Grace Information Management Blog

It’s a well-known fact that digitised records take up much less space than paper records but does that mean you should just keep storing your records forever?

Many businesses fall into the trap of keeping all their records, clogging up computer systems and data silos and forcing staff to sift through thousands and thousands of documents to find the one they need. This is a why a retention schedule is a valuable business tool.

What is a retention schedule?

The aim of a retention schedule is to outline the period of time and the way in which a record, paper or electronic, must be kept or ‘retained’ before it is either archived or destroyed.

Why do you need one?

According to American records management company, TAB, a records retention schedule reduces the growth of records by providing an approved timeline for the disposal of records at appropriate periods. This improves company efficiency by helping staff find current records quicker and easier.

More importantly, a good records retention schedule can reduce the risks and liabilities that can be associated with document destruction.

“Rather than arbitrary records disposal made selectively by managers and corporate executives, established retention methods help demonstrate that disposal actions are not motivated to suppress or conceal unfavourable evidence or information, should these actions become the subject of criminal or civil proceedings,” the company states.

How long should retention periods be?

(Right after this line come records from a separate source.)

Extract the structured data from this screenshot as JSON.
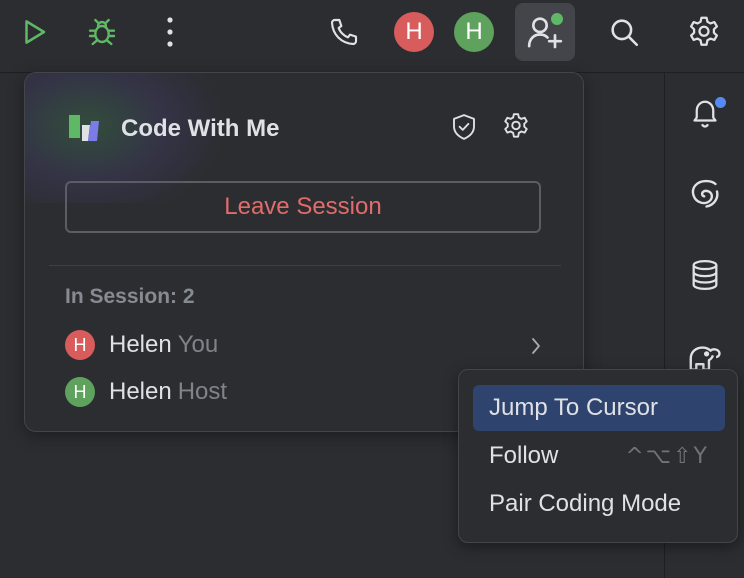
{
  "toolbar": {
    "user_avatars": [
      {
        "initial": "H",
        "color": "#d95c5c"
      },
      {
        "initial": "H",
        "color": "#5fa25d"
      }
    ]
  },
  "popup": {
    "title": "Code With Me",
    "leave_label": "Leave Session",
    "in_session_label": "In Session: 2",
    "members": [
      {
        "initial": "H",
        "name": "Helen",
        "role": "You",
        "color": "#d95c5c"
      },
      {
        "initial": "H",
        "name": "Helen",
        "role": "Host",
        "color": "#5fa25d"
      }
    ]
  },
  "context_menu": {
    "items": [
      {
        "label": "Jump To Cursor",
        "shortcut": ""
      },
      {
        "label": "Follow",
        "shortcut": "^⌥⇧Y"
      },
      {
        "label": "Pair Coding Mode",
        "shortcut": ""
      }
    ]
  },
  "colors": {
    "background": "#2b2d30",
    "danger": "#e06c6c",
    "selection": "#2e436e",
    "run_green": "#5fb865"
  }
}
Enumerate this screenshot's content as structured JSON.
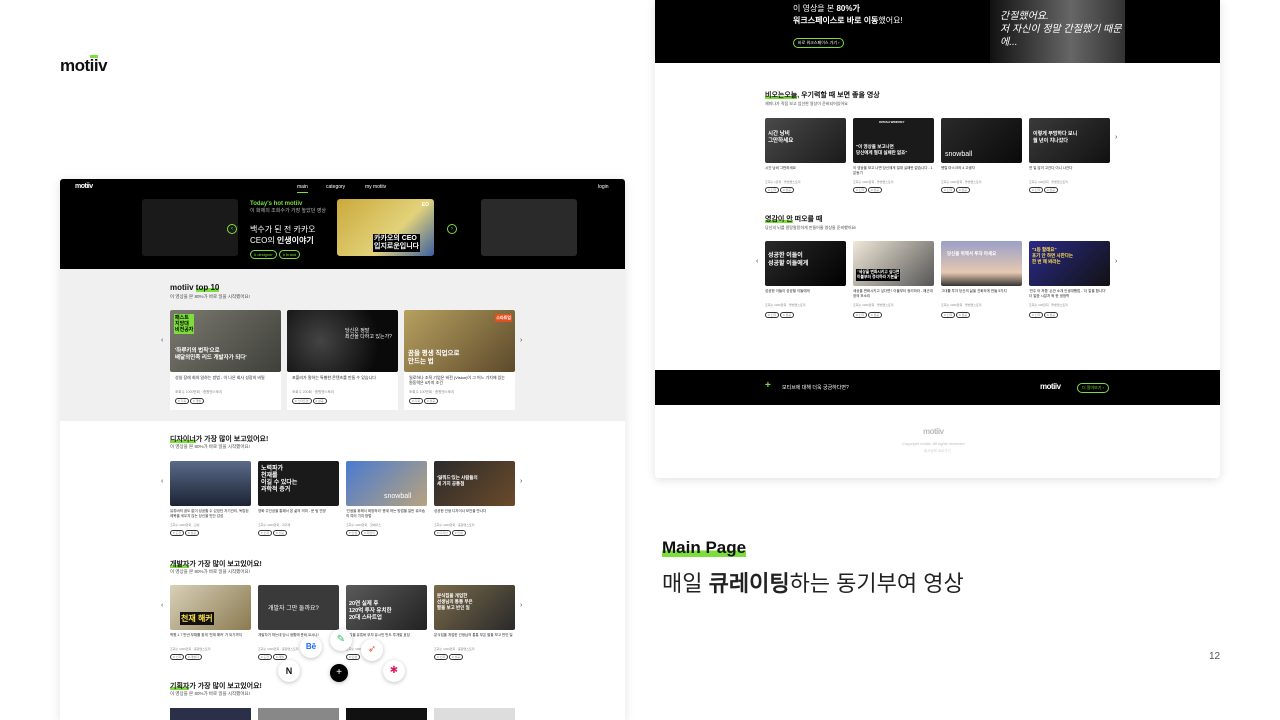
{
  "brand": {
    "name_a": "mot",
    "name_b": "ii",
    "name_c": "v"
  },
  "left": {
    "nav": {
      "main": "main",
      "category": "category",
      "mypage": "my motiiv",
      "login": "login"
    },
    "hero": {
      "label": "Today's hot motiiv",
      "sub": "이 화제의 조회수가 가장 높았던 영상",
      "line1": "백수가 된 전 카카오",
      "line2_a": "CEO의 ",
      "line2_b": "인생이야기",
      "tags": [
        "# designer",
        "# brand"
      ],
      "thumb_text": "카카오의 CEO\n입지로운입니다",
      "eo": "EO"
    },
    "top10": {
      "title_a": "motiiv",
      "title_b": "top 10",
      "sub": "이 영상을 본 80%가 바로 일을 시작했어요!",
      "cards": [
        {
          "thumb": "'하루키의 법칙'으로\n배달의민족 리드 개발자가 되다'",
          "badge": "패스트\n지방대\n비전공자",
          "caption": "성실 장래 회의 일하는 방법 - 이 나은 회사 성장의 비밀",
          "meta": "조회수 1000만회 · 종원엔스토리",
          "tags": [
            "# 기획",
            "# 개발"
          ]
        },
        {
          "thumb": "당신은 정말\n최선을 다하고 있는가?",
          "caption": "포볼러가 말하는 특별한 콘텐츠를 만들 수 있습니다",
          "meta": "조회수 200회 · 종원엔스토리",
          "tags": [
            "# 스타트업",
            "# 성공"
          ]
        },
        {
          "thumb": "꿈을 평생 직업으로\n만드는 법",
          "badge": "스타트업",
          "caption": "일로하나 조직 기업은 비전 (Vision)이 그 어느 가치에 있는 원동력은 5가지 조건",
          "meta": "조회수 100만회 · 종원엔스토리",
          "tags": [
            "# 기획",
            "# 성공"
          ]
        }
      ]
    },
    "designer": {
      "title_a": "디자이너",
      "title_b": "가 가장 많이 보고있어요!",
      "sub": "이 영상을 본 80%가 바로 일을 시작했어요!",
      "cards": [
        {
          "thumb": "",
          "caption": "유튜버의 꿈도 없이 성공할 수 있었던 자기관리, 독립된 제목을 세우지 않는 당신을 맛단 감성",
          "meta": "조회수 1000만회 · 감성",
          "tags": [
            "# 도전",
            "# 성공"
          ]
        },
        {
          "thumb": "노력파가\n천재를\n이길 수 있다는\n과학적 증거",
          "caption": "영화 주인공을 통해서 본 삶의 의미 - 문 팀 연방",
          "meta": "조회수 1000만회 · 과다제",
          "tags": [
            "# 노력",
            "# 신념"
          ]
        },
        {
          "thumb": "snowball",
          "caption": "'인생을 위해서 희망하라' 층계 하는 방법을 일반 워크숍의 여러 가지 방법",
          "meta": "조회수 1000만회 · 핫에이스",
          "tags": [
            "# 인생",
            "# 희망학"
          ]
        },
        {
          "thumb": "'잃뭐드'있는 사람들의\n세 가지 공통점",
          "caption": "성공한 인생 디자이너 보안을 만나다",
          "meta": "조회수 1000만회 · 종원엔스토리",
          "tags": [
            "# 디자인",
            "# 인생"
          ]
        }
      ]
    },
    "developer": {
      "title_a": "개발자",
      "title_b": "가 가장 많이 보고있어요!",
      "sub": "이 영상을 본 80%가 바로 일을 시작했어요!",
      "cards": [
        {
          "thumb": "천재 해커",
          "caption": "학원 1.7 만년 부채를 찾게 '천재 해커' 가 되기까지",
          "meta": "조회수 1000만회 · 종원엔스토리",
          "tags": [
            "# 노력",
            "# 개발자"
          ]
        },
        {
          "thumb": "개발자 그만 둘까요?",
          "caption": "개발자가 하는데 당시 생활에 준비 오시나!",
          "meta": "조회수 1000만회 · 종원엔스토리",
          "tags": [
            "# 도전",
            "# 개발"
          ]
        },
        {
          "thumb": "20연 실제 후\n120억 투자 유치한\n20대 스타트업",
          "caption": "보일을 유튜버 부자 유시민 반도 투개발 호딩",
          "meta": "조회수 1000만회",
          "tags": [
            "# 인생"
          ]
        },
        {
          "thumb": "분식집을 개업한\n선생님의 통통 부은\n팔을 보고 반인 일",
          "caption": "분식집을 개업한 선생님의 통통 부은 팔을 보고 반인 일",
          "meta": "조회수 1000만회 · 종원엔스토리",
          "tags": [
            "# 노력",
            "# 성공"
          ]
        }
      ]
    },
    "planner": {
      "title_a": "기획자",
      "title_b": "가 가장 많이 보고있어요!",
      "sub": "이 영상을 본 80%가 바로 일을 시작했어요!"
    }
  },
  "right": {
    "hero": {
      "line1_a": "이 영상을 본 ",
      "line1_b": "80%가",
      "line2_a": "워크스페이스로 바로 ",
      "line2_b": "이동",
      "line2_c": "했어요!",
      "button": "바로 워크스페이스 가기  ›",
      "overlay": "간절했어요.\n저 자신이 정말 간절했기 때문에..."
    },
    "section1": {
      "title_a": "비오는오늘",
      "title_b": ", 우기력할 때 보면 좋을 영상",
      "sub": "재미나가 직접 보고 엄선한 영상이 준비되어있어요",
      "cards": [
        {
          "thumb": "시간 낭비\n그만하세요",
          "caption": "시간 낭비 그만하세요",
          "meta": "조회수 1만회 · 올뱃젠스토리",
          "tags": [
            "# 노력",
            "# 성공"
          ]
        },
        {
          "thumb": "\"이 영상을 보고나면\n당신에게 절대 실패란 없죠\"",
          "badge": "OPRAH WINFREY",
          "caption": "이 영상을 보고 나면 당신에게 절대 실패란 없습니다 - 1분동기",
          "meta": "조회수 1000만회 · 올뱃젠스토리",
          "tags": [
            "# 노력",
            "# 성공"
          ]
        },
        {
          "thumb": "snowball",
          "caption": "멘탈 마스크의 4 고생자",
          "meta": "조회수 1000만회 · 올뱃젠스토리",
          "tags": [
            "# 노력",
            "# 성공"
          ]
        },
        {
          "thumb": "이렇게 부멍하다 보니\n월 년이 지나갔다",
          "caption": "연 일 않이 고간다 이니 나간다",
          "meta": "조회수 100만회 · 올뱃젠스토리",
          "tags": [
            "# 노력",
            "# 성공"
          ]
        }
      ]
    },
    "section2": {
      "title_a": "영감이 안",
      "title_b": " 떠오를 때",
      "sub": "당신의 뇌를 말랑말랑하게 만들어줄 영상들 준비했어요!",
      "cards": [
        {
          "thumb": "성공한 이들이\n성공할 이들에게",
          "caption": "성공한 이들이 성공할 이들에게",
          "meta": "조회수 1000만회 · 올뱃젠스토리",
          "tags": [
            "# 노력",
            "# 성공"
          ]
        },
        {
          "thumb": "\"세상을 변화시키고 싶다면\n이불부터 정리하라 기본을\"",
          "caption": "세상을 변화시키고 싶다면? 이불부터 정리하라 - 해군대장의 조소리",
          "meta": "조회수 1000만회 · 올뱃젠스토리",
          "tags": [
            "# 노력",
            "# 성공"
          ]
        },
        {
          "thumb": "당신을 위해서 투자 마세요",
          "caption": "그대를 투자 당신의 삶을 진화하게 만들 5가지",
          "meta": "조회수 1000만회 · 올뱃젠스토리",
          "tags": [
            "# 노력",
            "# 성공"
          ]
        },
        {
          "thumb": "\"1등 할래요\"\n포기 안 하면 사한다는\n한 번 해 봐라는",
          "caption": "'연주 어 저쯤' 손안 소개 인생대빵법 - '더 말을 합니다' 더 말씀 시분처 퇴 한 생정학",
          "meta": "조회수 100만회 · 올뱃젠스토리",
          "tags": [
            "# 노력",
            "# 성공"
          ]
        }
      ]
    },
    "footer_bar": {
      "text": "모티브에 대해 더욱 궁금하다면?",
      "button": "더 알아보기 ›"
    },
    "footer": {
      "copyright": "Copyright motiiv. All rights reserved",
      "info": "회사정보 바로가기"
    }
  },
  "slide": {
    "label": "Main Page",
    "desc_a": "매일 ",
    "desc_b": "큐레이팅",
    "desc_c": "하는 동기부여 영상",
    "page": "12"
  },
  "colors": {
    "accent": "#7dde3b",
    "dark": "#000000"
  }
}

The retention period varies for different types of records and different types of businesses.

ARMA International, the leading records management association, advises that retention periods should be determined by four requirements:

  1. Legal and regulatory – Federal, state, local, and even international laws mandate the retention of some records and information for a specific period of time. Failure to comply with laws and regulations may result in costly penalties and loss of legal rights.
  2. Fiscal – Records that have financial or tax value must be retained including invoices, sales vouchers or receipts, expense receipts, cash register tapes, credit card statements, bank deposit book, cheque butts and account statements. In Australia, keeping fiscal records is also a legal obligation by the Australian Tax Office.
  3. Operational – Records that support the functioning and organisation of the business should be kept to meet business needs. These are usually determined by general managers or the company board.
  4. Historical – Records that depict the history of the business or organisation should be preserved. Examples of historical records include articles of incorporation, bylaws, charters, and board of directors’ minutes.

If I have converted all my records to digital, can I destroy the originals?

Unfortunately, there is no easy answer to this question. By law, some records must be kept in their original formats, others are acceptable in electronic format. When creating your retention schedule, it is important you familiarise yourself with the regulations surrounding your records. If you’re not sure where to find those regulations, our friendly consultants at Grace Information Management can help steer you in the right direction.

How do I put my retention schedule into place?

Grace Information Management can help action your retention schedule for all documents stored in the Grace Data Centre. We can set a locked date/time specifying a time before which documents cannot be deleted. Furthermore, we can establish a destruction date/time specifying a time after which documents will be deleted. All our destruction policies can also require document reviews prior to scheduling destruction. Document reviews can trigger an email which can optionally include a link to take the recipient directly to the list of documents to be reviewed. This ensures nothing is accidentally deleted.

How does Grace destroy my documents?

Grace provides secure deletion that meets industry standards (US DoD 5220.22-M 3 passes) and all servers get securely decommissioned.

If you need to create a retention schedule for your electronic documents, give Grace Information Management a call. Remember, just because you have the space to store documents, doesn’t mean you should.